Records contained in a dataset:
- - -

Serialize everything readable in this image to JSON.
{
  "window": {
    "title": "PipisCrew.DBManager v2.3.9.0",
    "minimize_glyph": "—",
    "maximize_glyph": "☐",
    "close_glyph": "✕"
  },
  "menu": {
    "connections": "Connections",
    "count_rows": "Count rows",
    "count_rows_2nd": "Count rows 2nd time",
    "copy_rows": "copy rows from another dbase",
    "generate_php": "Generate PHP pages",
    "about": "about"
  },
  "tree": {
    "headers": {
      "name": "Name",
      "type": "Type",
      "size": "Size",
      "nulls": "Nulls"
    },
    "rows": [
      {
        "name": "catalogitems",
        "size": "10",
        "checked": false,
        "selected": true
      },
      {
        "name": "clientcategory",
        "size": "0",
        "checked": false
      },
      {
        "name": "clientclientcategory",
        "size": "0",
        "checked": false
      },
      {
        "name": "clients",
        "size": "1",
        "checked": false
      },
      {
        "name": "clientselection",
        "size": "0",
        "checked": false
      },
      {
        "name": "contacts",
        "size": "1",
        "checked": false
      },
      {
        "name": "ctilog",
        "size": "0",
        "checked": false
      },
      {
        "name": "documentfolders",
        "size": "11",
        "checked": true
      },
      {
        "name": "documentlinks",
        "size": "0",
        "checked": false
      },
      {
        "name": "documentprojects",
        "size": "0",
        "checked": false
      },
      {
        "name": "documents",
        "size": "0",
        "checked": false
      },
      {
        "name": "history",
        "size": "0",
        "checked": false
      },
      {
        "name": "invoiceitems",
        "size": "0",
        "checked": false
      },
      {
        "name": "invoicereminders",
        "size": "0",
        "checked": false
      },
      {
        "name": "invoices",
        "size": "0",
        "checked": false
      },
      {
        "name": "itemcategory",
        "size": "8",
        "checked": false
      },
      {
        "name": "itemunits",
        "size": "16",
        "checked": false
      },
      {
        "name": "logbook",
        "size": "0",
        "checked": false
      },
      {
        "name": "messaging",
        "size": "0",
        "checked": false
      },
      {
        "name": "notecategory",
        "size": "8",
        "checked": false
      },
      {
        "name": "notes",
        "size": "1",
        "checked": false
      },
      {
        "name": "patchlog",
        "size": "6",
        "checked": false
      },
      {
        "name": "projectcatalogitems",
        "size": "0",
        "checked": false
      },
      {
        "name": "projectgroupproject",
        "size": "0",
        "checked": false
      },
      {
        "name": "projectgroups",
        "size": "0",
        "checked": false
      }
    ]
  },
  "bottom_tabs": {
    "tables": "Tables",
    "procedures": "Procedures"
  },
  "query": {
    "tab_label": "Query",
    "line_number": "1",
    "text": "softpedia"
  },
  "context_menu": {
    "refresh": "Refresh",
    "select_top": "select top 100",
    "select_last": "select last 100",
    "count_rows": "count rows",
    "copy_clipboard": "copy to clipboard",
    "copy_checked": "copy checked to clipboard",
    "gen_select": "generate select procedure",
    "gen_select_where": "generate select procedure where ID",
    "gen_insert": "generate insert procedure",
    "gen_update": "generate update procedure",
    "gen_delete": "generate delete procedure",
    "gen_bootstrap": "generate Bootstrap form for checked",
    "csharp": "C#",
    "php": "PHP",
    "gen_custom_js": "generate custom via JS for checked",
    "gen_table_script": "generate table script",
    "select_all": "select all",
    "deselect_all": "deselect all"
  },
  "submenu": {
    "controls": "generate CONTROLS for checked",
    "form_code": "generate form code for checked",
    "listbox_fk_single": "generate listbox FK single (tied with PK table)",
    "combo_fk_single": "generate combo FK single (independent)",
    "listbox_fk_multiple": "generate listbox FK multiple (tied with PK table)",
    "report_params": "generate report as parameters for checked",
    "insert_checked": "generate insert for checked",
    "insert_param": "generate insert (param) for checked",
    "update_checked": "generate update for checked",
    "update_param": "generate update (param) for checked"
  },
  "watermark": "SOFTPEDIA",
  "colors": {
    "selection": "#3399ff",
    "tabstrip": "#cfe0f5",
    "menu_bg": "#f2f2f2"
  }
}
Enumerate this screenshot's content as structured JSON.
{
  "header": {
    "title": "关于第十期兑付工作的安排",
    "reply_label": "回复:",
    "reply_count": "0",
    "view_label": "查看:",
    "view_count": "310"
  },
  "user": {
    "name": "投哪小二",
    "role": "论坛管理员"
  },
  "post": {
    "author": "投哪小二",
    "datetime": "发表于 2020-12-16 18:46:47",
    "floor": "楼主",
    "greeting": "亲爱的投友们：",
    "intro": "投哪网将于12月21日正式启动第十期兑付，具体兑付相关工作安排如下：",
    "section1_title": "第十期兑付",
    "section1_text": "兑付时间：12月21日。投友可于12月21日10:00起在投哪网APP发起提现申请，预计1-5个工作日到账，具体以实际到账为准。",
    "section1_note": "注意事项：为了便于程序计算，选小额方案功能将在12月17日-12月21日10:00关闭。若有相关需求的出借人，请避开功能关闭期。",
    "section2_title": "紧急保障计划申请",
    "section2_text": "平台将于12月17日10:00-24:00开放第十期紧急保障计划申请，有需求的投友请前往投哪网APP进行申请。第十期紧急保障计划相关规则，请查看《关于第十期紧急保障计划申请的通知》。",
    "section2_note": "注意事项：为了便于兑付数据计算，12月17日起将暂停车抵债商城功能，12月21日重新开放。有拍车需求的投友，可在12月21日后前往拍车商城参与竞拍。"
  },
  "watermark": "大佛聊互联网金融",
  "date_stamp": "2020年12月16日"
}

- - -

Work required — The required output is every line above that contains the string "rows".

Reply to the task —
    "count_rows": "Count rows",
    "count_rows_2nd": "Count rows 2nd time",
    "copy_rows": "copy rows from another dbase",
    "rows": [
    "count_rows": "count rows",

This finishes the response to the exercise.